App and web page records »
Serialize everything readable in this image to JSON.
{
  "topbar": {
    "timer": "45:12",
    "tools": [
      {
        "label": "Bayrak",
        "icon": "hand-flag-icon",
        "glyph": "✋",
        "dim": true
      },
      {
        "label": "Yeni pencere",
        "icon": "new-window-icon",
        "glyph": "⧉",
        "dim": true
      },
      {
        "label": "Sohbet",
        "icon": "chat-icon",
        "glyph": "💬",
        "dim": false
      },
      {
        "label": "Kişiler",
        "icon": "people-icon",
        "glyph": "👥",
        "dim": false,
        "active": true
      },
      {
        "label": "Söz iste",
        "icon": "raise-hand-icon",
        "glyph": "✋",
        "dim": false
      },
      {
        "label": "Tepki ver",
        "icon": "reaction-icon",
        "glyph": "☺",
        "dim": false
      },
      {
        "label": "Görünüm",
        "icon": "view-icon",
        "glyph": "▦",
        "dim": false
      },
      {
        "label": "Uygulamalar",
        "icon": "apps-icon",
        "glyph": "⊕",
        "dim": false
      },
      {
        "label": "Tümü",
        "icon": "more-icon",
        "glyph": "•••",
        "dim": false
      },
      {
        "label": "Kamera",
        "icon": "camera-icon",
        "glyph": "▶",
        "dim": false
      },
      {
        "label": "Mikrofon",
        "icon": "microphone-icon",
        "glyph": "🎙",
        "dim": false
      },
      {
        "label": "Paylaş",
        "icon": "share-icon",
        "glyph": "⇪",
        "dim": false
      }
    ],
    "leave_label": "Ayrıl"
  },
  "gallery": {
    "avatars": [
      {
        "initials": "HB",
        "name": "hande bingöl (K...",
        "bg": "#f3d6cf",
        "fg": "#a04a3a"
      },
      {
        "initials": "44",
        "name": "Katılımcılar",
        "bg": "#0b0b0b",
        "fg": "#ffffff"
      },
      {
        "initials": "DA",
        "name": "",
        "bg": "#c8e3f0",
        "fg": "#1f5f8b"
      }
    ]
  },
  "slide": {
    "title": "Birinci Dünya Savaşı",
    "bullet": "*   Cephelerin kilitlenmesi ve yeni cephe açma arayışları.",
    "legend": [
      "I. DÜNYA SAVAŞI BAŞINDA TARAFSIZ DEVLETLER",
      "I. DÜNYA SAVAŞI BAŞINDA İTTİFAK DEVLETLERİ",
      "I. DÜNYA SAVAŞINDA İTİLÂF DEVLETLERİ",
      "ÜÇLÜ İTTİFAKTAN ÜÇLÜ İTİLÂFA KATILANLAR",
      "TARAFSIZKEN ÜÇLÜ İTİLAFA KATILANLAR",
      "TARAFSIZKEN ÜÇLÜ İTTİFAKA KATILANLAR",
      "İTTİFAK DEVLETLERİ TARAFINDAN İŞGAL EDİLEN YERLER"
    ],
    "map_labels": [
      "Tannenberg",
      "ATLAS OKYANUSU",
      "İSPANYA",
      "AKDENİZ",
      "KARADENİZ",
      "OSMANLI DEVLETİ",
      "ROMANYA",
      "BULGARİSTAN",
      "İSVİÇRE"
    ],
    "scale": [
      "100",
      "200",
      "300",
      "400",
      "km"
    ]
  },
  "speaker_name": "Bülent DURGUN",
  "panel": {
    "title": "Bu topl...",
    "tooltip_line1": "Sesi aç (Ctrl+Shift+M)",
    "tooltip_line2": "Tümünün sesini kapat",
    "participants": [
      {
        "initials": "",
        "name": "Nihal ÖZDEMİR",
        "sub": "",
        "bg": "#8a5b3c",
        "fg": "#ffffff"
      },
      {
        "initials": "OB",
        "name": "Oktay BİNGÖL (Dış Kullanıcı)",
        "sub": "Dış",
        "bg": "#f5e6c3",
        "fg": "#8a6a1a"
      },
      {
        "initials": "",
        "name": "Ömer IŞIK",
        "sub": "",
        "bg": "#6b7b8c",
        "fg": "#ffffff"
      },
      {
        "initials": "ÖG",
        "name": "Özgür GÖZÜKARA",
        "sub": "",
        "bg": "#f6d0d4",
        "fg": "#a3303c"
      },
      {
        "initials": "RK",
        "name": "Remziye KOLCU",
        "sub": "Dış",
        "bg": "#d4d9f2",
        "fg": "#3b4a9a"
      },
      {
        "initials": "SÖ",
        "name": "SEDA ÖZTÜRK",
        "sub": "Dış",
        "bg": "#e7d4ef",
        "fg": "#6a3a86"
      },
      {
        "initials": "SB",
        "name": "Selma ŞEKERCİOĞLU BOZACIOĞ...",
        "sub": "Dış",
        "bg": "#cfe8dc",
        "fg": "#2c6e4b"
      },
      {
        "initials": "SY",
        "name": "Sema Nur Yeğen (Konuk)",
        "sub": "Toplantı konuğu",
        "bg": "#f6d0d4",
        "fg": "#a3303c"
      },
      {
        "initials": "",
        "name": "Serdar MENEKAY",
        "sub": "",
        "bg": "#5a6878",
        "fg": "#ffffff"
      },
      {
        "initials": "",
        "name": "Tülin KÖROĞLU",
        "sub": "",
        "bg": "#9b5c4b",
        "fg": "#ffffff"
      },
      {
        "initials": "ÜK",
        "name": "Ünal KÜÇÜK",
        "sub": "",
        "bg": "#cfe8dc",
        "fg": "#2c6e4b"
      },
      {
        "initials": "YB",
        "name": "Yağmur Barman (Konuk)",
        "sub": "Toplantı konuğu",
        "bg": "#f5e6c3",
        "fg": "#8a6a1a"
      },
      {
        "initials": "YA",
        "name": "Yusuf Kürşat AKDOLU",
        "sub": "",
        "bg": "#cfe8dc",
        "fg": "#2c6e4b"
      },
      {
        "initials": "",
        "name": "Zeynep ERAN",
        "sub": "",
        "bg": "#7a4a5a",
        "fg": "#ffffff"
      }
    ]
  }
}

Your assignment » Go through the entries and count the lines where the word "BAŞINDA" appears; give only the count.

Response to the task » 2